The antigen involved in NMO–immunoglobulin-G binding is now defined as aquaporin-4,6 the antibodies for which have a proven pathogenic function.7 Brain lesions in patients with NMO tend to localize to the brainstem, hypothalamus, and periventricular areas that have high aquaporin-4 expression.1 A recent neuropathology study on archival brainstem tissue from patients with NMO showed that lesions involving the area postrema and the medullary floor of the fourth ventricle were associated with nausea or vomiting.8 The area postrema is a pivotal component of the brainstem emetic centre and is one of several circumventricular organs where the blood–brain barrier is normally ‘leaky’. It also has connections with hypothalamic and other brainstem nuclei. The lesions in the area postrema are characterized by a prominent non-lytic reaction of glial fibrillary acidic protein-positive astrocytes, which are different from the necrosis and cavitation affecting the grey and white matter in patients with NMO9 and probably represent the pathological substrate for the intractable but reversible nausea and vomiting that sometimes occur in NMO. Apiwattanakul et al. recently reported a series of 12 patients with positive aquaporin-4 antibody whose initial presenting symptoms were intractable vomiting (and nausea), three of whom were children.4 The duration of vomiting varied from days to weeks, and symptoms resolved spontaneously or with immunomodulatory treatment. The interval from initial presentation to subsequent development of optic neuritis or myelitis was also variable.4 Apart from the initial mild and brief vomiting period, our patient’s subsequent course was dominated by anorexia with a sensation of ‘fullness’ in the stomach. We hypothesize that the anorexia in our patient may also have been related to neuronal dysfunction in the area postrema with possible additional involvement of the hypothalamus. Indeed, lesions in the area postrema in animal models can induce hypophagia and weight loss without alteration in intestinal transit or gastric retention.10 Other than vomiting, anorexia, and weight loss, our patient had only had transient neurological symptoms referable to the brainstem.
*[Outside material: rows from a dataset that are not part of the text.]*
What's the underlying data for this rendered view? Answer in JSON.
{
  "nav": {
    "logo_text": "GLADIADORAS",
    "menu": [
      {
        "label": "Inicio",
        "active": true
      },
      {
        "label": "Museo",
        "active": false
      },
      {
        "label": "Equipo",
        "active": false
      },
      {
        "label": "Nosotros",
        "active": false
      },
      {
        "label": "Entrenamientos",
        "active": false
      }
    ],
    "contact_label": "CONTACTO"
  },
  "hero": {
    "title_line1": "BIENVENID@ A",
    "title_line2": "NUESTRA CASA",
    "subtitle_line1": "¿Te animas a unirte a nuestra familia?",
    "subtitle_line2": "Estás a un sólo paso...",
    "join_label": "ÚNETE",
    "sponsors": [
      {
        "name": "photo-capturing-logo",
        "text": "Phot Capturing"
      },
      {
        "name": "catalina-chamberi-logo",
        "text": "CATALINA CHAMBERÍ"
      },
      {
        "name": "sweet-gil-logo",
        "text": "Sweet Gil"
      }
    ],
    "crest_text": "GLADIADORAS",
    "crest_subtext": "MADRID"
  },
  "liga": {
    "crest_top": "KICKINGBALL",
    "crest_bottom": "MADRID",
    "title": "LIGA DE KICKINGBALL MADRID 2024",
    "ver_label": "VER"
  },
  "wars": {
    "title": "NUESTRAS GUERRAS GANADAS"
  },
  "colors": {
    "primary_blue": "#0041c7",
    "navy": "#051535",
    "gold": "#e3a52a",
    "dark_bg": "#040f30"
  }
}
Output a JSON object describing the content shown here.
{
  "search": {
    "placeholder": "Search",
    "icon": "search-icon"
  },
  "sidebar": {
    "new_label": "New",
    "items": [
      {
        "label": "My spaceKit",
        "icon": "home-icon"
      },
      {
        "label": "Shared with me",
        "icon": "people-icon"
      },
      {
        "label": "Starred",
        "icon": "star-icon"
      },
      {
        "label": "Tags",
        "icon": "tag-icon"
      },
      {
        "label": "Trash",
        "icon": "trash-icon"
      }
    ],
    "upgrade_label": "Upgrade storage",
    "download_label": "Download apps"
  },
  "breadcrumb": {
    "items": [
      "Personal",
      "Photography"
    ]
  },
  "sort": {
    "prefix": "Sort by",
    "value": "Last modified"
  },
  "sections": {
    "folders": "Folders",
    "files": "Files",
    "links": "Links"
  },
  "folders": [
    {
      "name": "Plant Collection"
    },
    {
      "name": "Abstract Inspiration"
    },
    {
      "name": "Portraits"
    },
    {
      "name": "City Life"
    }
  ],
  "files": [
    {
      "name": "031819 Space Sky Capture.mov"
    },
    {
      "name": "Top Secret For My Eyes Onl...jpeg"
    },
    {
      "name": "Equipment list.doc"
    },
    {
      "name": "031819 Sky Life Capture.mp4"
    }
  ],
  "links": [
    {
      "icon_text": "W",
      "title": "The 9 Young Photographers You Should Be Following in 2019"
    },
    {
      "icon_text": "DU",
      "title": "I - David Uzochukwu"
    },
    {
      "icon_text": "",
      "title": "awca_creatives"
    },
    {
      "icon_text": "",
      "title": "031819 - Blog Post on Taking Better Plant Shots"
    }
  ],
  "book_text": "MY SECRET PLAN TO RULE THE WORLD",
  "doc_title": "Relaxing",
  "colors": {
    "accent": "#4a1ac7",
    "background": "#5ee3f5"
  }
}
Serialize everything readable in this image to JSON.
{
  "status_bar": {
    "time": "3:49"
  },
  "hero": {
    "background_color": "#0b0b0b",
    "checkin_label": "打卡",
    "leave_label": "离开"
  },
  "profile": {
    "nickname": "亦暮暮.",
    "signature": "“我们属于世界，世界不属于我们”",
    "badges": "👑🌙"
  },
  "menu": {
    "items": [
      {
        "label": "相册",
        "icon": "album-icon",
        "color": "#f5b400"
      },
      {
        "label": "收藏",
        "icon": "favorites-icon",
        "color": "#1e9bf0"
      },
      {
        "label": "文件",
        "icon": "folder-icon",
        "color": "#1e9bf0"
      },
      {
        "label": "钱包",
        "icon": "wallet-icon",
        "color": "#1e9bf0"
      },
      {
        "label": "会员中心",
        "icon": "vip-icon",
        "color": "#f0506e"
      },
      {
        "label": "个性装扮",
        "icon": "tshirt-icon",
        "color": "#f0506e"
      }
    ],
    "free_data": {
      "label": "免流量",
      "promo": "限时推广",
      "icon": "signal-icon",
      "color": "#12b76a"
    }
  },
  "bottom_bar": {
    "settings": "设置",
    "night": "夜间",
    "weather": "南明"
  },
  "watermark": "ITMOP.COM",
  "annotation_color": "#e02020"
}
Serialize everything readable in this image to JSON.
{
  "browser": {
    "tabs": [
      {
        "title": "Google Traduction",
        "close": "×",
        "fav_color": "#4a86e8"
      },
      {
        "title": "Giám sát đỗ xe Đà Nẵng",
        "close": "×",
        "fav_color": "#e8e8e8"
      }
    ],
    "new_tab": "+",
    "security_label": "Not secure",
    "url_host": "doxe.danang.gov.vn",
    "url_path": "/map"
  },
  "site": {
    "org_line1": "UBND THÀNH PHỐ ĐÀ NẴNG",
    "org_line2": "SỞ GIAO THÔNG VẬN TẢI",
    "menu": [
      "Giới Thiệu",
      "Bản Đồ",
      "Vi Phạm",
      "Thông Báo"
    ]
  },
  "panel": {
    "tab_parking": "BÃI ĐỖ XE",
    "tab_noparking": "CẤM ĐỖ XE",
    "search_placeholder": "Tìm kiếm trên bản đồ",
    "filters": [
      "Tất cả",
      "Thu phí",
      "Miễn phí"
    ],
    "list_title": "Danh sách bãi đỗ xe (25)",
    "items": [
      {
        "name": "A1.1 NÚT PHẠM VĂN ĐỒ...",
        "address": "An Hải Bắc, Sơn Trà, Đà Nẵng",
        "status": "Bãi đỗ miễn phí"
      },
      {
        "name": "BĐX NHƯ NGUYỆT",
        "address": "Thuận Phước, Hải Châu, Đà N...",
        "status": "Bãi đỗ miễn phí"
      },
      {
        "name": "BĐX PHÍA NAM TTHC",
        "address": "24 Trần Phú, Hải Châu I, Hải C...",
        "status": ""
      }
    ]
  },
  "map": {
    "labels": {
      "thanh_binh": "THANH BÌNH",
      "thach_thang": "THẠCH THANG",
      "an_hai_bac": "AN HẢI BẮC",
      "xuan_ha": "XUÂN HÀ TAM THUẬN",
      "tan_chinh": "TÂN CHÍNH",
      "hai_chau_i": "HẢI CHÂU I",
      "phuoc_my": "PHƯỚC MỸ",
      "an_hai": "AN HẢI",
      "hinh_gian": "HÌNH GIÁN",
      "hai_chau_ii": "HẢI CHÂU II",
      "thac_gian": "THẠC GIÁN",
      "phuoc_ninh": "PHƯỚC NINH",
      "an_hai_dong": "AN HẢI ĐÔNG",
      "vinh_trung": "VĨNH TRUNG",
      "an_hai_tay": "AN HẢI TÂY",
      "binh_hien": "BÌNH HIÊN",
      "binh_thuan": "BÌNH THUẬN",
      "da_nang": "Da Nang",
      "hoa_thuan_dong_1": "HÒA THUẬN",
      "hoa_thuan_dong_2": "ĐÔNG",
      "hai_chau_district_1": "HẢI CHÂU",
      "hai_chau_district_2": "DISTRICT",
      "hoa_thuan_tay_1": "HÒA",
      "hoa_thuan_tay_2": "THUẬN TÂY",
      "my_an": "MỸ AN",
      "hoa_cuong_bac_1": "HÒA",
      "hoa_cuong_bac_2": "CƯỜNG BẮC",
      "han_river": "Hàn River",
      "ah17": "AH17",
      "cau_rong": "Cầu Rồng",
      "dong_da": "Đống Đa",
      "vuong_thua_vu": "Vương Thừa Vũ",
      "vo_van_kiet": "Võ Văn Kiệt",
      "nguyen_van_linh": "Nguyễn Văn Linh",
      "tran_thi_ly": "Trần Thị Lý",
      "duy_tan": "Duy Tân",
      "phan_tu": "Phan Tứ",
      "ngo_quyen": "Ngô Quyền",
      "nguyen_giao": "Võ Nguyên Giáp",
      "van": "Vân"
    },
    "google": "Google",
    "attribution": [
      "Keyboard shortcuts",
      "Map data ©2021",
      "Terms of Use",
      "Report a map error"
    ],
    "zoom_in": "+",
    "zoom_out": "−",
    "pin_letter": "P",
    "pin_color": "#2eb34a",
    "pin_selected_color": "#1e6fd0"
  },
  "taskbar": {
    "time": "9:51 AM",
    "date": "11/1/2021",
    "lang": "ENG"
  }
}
We considered other differential diagnoses including a clinically isolated syndrome of demyelination, multiple sclerosis, infection, vasculitis, central pontine myelinolysis, metabolic causes, and malignancy. However, the clinical findings and investigation results were not supportive of these differential diagnoses. Although our patient also had amenorrhea, which has been used as one of the diagnostic Diagnostic and Statistical Manual of Mental Disorders, 4th edition criteria of anorexia nervosa, recent experience suggests that amenorrhea may just reflect the clinical severity of weight loss.11 Our patient’s hair loss could also be explained by her nutritional state. On repeated assessment, our patient did not have any of the essential features of anorexia nervosa other than extreme weight loss. She has been on prednisolone for 3 months, together with intensive nutritional rehabilitation, and is making steady progress in weight gain.

In summary, a limited form of NMO should be considered in the differential diagnoses of unexplained anorexia and weight loss, particularly if there are transient brainstem symptoms or signs. Because NMO is an autoimmune disease, early recognition and treatment with immunosuppressants may decrease relapses and avoid serious disability. Aquaporin-4 antibody may aid an early diagnosis and is increasingly important in defining the true spectrum of NMO.

References

  1. Top of page
  2. Abstract
  3. What this paper adds
  4. Case report
  5. Discussion
  6. References